Task brief =>
Reproduce the entries verbatim; no pictures.

Provided records =>
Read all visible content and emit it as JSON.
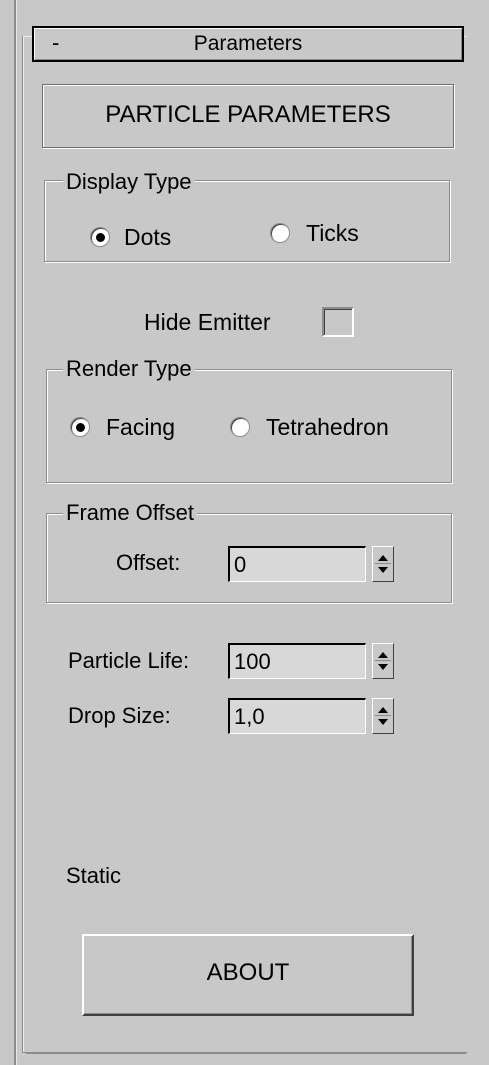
{
  "rollout": {
    "collapse_symbol": "-",
    "title": "Parameters"
  },
  "particle_parameters_button": "PARTICLE PARAMETERS",
  "display_type": {
    "label": "Display Type",
    "options": [
      {
        "label": "Dots",
        "checked": true
      },
      {
        "label": "Ticks",
        "checked": false
      }
    ]
  },
  "hide_emitter": {
    "label": "Hide Emitter",
    "checked": false
  },
  "render_type": {
    "label": "Render Type",
    "options": [
      {
        "label": "Facing",
        "checked": true
      },
      {
        "label": "Tetrahedron",
        "checked": false
      }
    ]
  },
  "frame_offset": {
    "label": "Frame Offset",
    "offset_label": "Offset:",
    "offset_value": "0"
  },
  "particle_life": {
    "label": "Particle Life:",
    "value": "100"
  },
  "drop_size": {
    "label": "Drop Size:",
    "value": "1,0"
  },
  "static_label": "Static",
  "about_button": "ABOUT"
}
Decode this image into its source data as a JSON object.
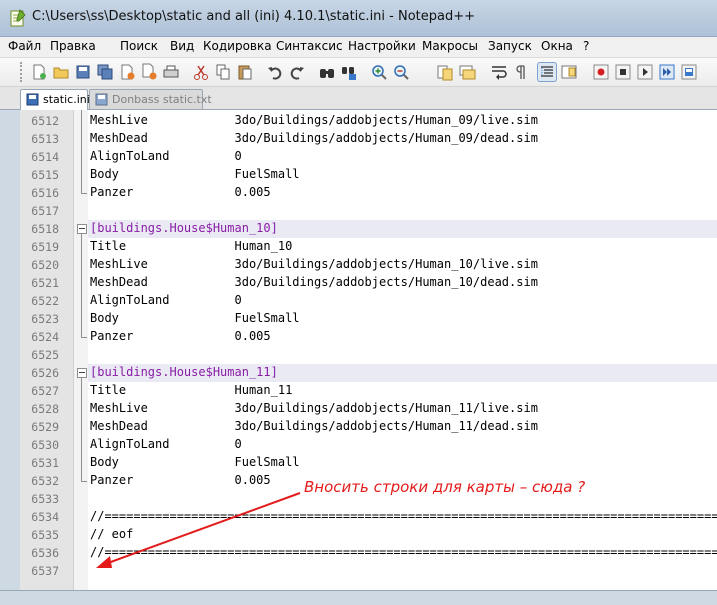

Answer to this exercise =>
Read all visible content and emit it as JSON.
{
  "rollout": {
    "collapse_symbol": "-",
    "title": "Parameters"
  },
  "particle_parameters_button": "PARTICLE PARAMETERS",
  "display_type": {
    "label": "Display Type",
    "options": [
      {
        "label": "Dots",
        "checked": true
      },
      {
        "label": "Ticks",
        "checked": false
      }
    ]
  },
  "hide_emitter": {
    "label": "Hide Emitter",
    "checked": false
  },
  "render_type": {
    "label": "Render Type",
    "options": [
      {
        "label": "Facing",
        "checked": true
      },
      {
        "label": "Tetrahedron",
        "checked": false
      }
    ]
  },
  "frame_offset": {
    "label": "Frame Offset",
    "offset_label": "Offset:",
    "offset_value": "0"
  },
  "particle_life": {
    "label": "Particle Life:",
    "value": "100"
  },
  "drop_size": {
    "label": "Drop Size:",
    "value": "1,0"
  },
  "static_label": "Static",
  "about_button": "ABOUT"
}
Decode this image into its source data as a JSON object.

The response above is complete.